Task statement: Working from the listing below, pick each line containing the word "badge" and copy it.

Supplied entries:
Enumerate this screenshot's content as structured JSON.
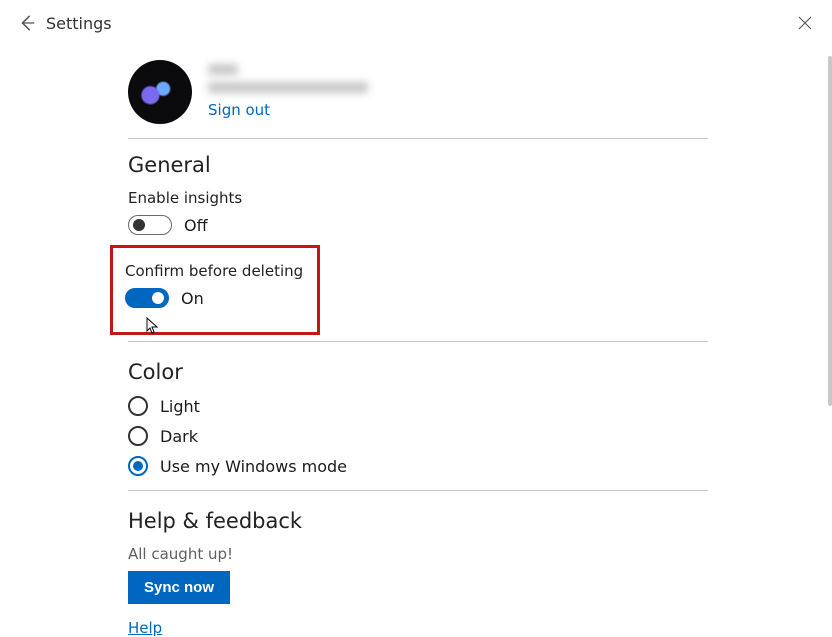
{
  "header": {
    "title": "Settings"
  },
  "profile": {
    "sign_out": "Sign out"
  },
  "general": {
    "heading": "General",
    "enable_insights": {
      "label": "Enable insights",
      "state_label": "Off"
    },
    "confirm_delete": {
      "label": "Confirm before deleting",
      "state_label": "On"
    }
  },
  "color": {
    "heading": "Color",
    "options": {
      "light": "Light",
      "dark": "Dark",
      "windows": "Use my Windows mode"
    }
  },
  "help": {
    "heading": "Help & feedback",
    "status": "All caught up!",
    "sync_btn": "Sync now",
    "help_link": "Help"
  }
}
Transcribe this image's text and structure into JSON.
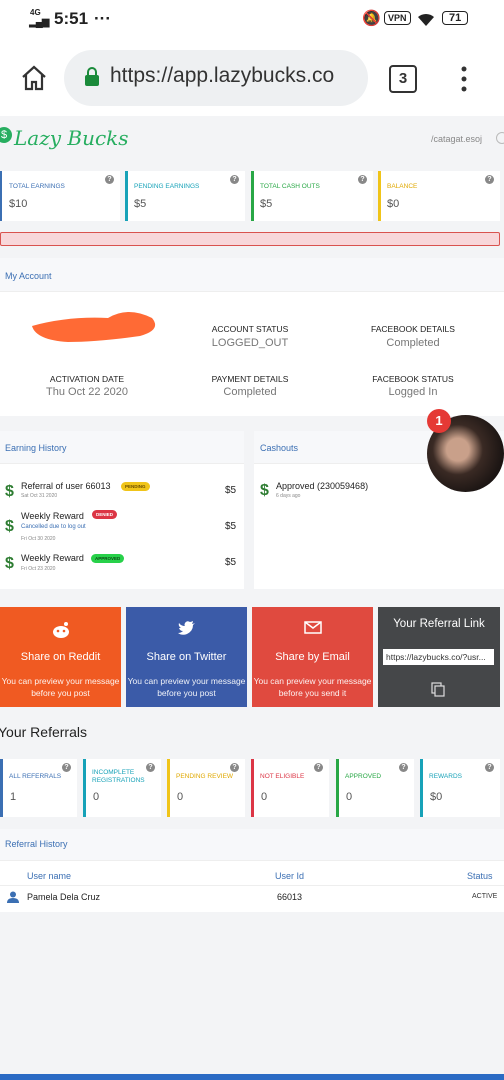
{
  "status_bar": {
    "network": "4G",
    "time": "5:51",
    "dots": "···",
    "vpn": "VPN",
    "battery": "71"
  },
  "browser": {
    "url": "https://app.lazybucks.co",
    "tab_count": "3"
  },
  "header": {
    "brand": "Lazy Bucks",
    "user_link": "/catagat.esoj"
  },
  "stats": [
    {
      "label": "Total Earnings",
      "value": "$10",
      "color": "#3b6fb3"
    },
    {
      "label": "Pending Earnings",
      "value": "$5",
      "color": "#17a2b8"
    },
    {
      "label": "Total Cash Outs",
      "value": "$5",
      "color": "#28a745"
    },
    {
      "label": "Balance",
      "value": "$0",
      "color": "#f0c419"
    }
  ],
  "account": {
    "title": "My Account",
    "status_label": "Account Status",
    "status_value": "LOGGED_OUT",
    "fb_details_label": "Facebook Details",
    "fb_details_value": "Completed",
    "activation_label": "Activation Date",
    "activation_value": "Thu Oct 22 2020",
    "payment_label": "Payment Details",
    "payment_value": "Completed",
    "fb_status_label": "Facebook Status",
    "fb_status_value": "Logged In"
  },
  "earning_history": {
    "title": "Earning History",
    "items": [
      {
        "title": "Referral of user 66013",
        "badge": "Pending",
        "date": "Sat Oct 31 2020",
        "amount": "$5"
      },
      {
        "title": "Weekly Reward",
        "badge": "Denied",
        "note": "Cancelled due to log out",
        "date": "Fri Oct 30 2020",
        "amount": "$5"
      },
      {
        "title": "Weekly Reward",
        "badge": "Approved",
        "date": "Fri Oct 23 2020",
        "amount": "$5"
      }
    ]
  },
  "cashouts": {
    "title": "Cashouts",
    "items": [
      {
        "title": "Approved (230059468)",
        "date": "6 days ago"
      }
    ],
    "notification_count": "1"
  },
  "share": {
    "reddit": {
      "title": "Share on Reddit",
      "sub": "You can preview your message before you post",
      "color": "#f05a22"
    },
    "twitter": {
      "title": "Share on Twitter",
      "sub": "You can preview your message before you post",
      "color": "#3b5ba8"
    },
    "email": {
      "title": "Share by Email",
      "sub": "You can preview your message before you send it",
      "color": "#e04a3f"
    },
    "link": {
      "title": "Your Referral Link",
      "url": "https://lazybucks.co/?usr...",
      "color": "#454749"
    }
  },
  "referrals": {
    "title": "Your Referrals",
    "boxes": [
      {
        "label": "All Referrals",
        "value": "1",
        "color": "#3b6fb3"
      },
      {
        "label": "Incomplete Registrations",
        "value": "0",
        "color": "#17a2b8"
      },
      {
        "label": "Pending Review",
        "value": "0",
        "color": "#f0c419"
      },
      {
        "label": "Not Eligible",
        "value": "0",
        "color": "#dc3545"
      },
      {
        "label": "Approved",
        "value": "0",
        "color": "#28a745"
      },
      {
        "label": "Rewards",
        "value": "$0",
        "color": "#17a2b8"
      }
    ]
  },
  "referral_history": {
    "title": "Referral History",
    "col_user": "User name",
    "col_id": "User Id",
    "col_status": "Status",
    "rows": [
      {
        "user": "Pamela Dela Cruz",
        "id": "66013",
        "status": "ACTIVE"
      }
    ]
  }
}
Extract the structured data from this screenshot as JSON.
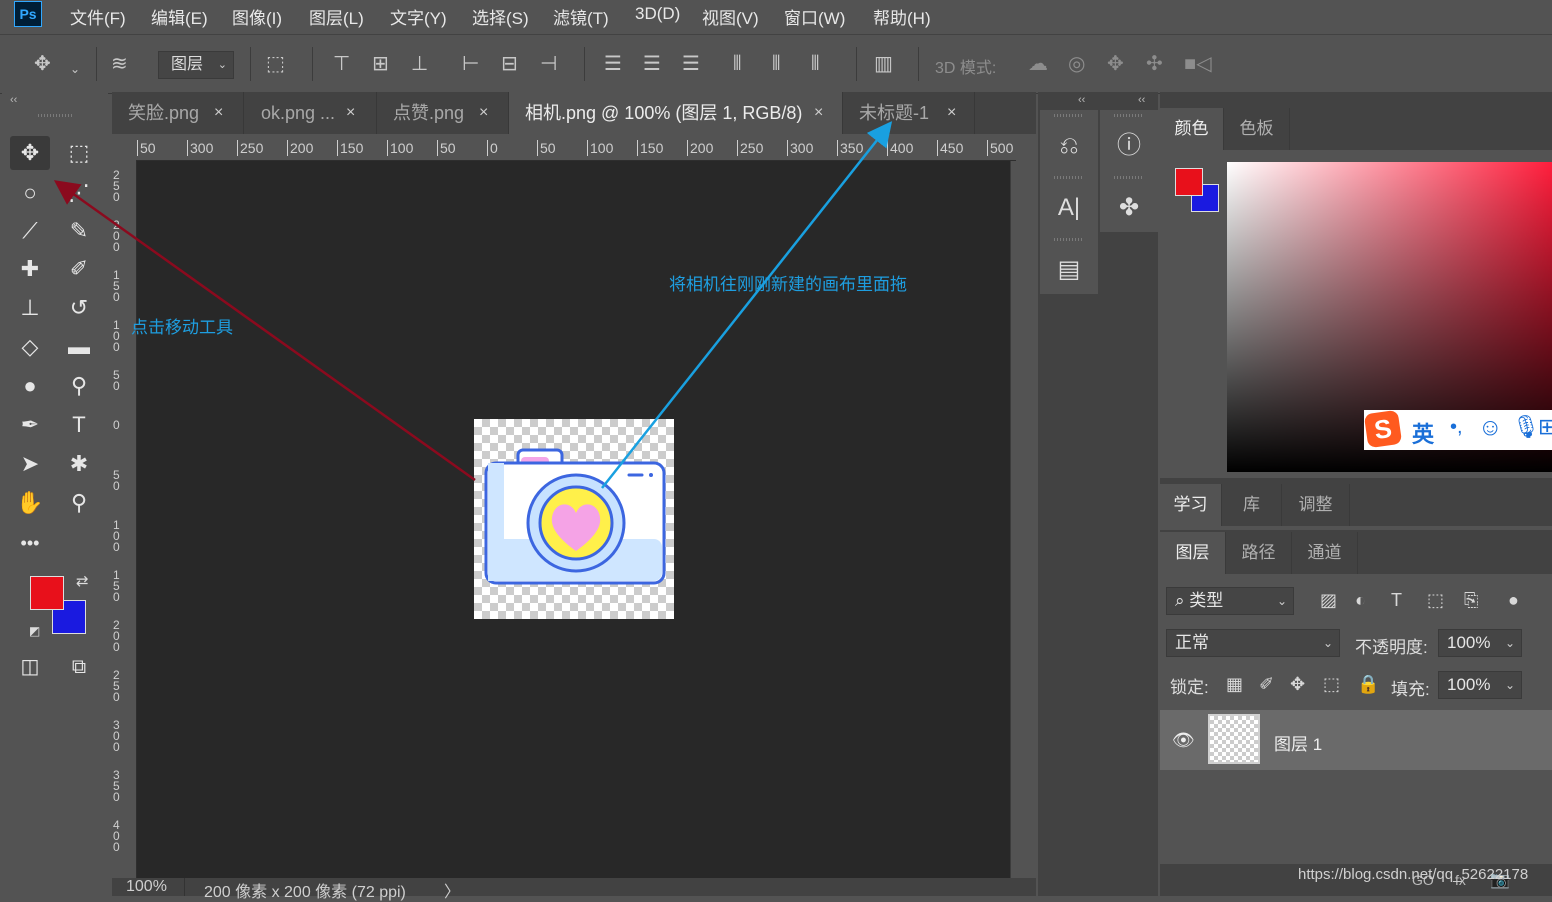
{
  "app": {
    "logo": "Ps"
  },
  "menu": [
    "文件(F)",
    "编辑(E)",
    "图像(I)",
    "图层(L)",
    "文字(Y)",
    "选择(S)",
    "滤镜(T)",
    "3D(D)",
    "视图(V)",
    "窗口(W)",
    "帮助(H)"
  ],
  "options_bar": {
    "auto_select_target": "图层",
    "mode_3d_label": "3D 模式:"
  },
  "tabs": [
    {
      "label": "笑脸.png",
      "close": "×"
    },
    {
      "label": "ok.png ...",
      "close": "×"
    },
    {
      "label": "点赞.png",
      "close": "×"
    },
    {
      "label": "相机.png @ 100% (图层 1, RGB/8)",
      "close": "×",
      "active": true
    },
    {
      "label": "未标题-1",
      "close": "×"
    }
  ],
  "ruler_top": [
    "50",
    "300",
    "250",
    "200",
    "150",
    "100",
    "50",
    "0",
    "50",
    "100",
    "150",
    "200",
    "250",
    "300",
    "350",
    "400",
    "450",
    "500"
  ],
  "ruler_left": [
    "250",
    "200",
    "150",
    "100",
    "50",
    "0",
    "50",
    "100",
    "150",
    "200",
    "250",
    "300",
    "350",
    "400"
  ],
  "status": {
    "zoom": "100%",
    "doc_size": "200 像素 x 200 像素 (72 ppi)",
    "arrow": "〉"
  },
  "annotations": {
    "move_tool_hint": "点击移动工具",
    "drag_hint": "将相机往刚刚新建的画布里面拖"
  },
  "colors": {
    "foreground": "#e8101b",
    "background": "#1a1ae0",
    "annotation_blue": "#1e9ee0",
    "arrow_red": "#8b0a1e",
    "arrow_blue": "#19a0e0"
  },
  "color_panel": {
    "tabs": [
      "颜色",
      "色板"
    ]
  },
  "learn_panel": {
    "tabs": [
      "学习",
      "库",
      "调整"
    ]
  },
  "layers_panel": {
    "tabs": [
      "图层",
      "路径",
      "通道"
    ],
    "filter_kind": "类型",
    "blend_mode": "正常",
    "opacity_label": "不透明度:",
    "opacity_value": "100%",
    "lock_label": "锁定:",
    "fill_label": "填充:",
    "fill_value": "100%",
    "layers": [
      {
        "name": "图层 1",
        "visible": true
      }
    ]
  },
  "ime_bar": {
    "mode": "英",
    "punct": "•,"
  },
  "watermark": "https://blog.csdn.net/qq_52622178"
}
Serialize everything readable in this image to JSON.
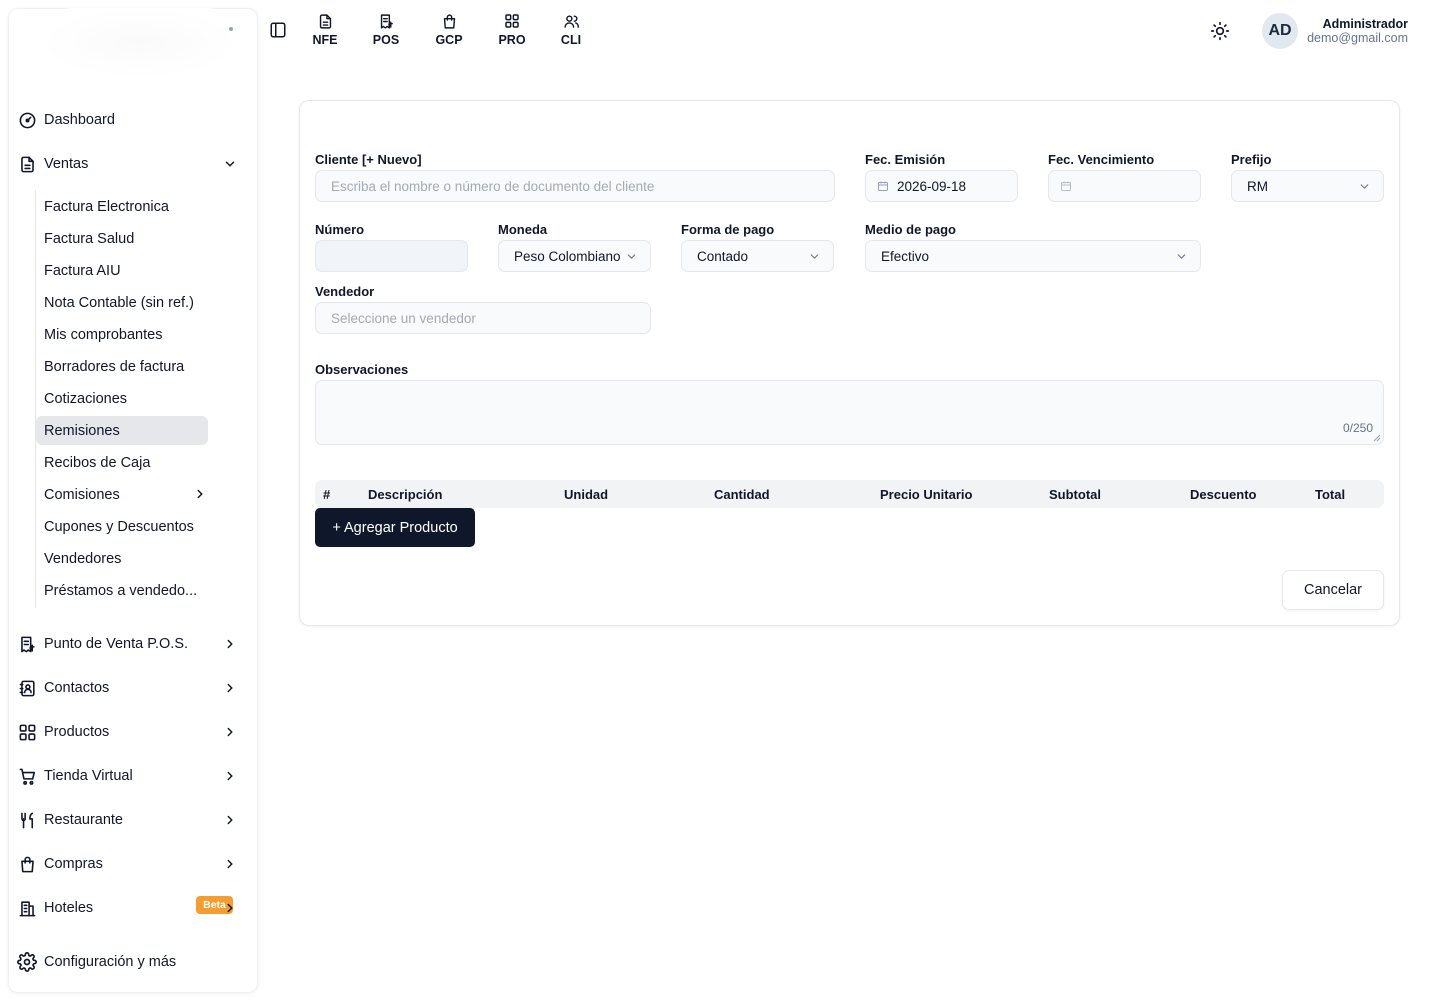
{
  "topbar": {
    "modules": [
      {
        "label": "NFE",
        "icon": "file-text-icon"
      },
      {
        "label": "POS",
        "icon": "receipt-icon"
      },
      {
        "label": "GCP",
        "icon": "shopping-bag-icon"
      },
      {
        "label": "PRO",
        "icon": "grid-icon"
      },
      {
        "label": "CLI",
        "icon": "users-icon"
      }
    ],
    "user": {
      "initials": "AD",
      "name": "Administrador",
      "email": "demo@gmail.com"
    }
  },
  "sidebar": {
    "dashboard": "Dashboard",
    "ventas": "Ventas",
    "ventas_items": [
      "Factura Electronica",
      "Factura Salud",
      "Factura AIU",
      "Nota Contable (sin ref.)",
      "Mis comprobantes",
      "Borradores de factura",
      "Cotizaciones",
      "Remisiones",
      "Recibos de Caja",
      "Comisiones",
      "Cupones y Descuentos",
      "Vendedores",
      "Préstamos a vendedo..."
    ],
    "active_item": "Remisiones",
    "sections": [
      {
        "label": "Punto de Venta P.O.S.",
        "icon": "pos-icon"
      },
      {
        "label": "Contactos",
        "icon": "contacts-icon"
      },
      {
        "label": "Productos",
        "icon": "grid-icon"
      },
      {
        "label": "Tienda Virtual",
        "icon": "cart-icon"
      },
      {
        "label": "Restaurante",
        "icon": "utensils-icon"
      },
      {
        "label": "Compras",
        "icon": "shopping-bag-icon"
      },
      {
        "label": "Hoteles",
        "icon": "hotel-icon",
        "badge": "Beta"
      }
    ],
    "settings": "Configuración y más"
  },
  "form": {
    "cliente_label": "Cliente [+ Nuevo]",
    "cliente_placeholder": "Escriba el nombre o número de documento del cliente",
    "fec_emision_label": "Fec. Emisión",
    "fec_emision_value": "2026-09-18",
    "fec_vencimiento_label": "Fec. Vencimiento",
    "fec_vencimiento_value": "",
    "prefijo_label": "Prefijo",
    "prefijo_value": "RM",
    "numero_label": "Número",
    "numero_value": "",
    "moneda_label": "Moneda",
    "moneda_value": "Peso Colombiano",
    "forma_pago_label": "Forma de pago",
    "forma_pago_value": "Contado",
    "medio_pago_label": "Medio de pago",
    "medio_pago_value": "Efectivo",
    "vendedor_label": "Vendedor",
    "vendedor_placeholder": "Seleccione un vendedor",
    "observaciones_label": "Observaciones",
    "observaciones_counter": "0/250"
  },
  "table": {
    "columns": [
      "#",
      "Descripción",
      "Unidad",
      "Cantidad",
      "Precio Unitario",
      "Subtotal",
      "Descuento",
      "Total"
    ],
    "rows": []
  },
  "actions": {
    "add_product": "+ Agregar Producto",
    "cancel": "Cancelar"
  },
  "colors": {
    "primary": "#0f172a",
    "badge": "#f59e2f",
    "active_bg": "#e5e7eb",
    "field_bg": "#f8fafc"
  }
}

Result of the task:
        "badge": "Pending",
        "badge": "Denied",
        "badge": "Approved",
        "badge": "Beta"
    "badge": "#f59e2f",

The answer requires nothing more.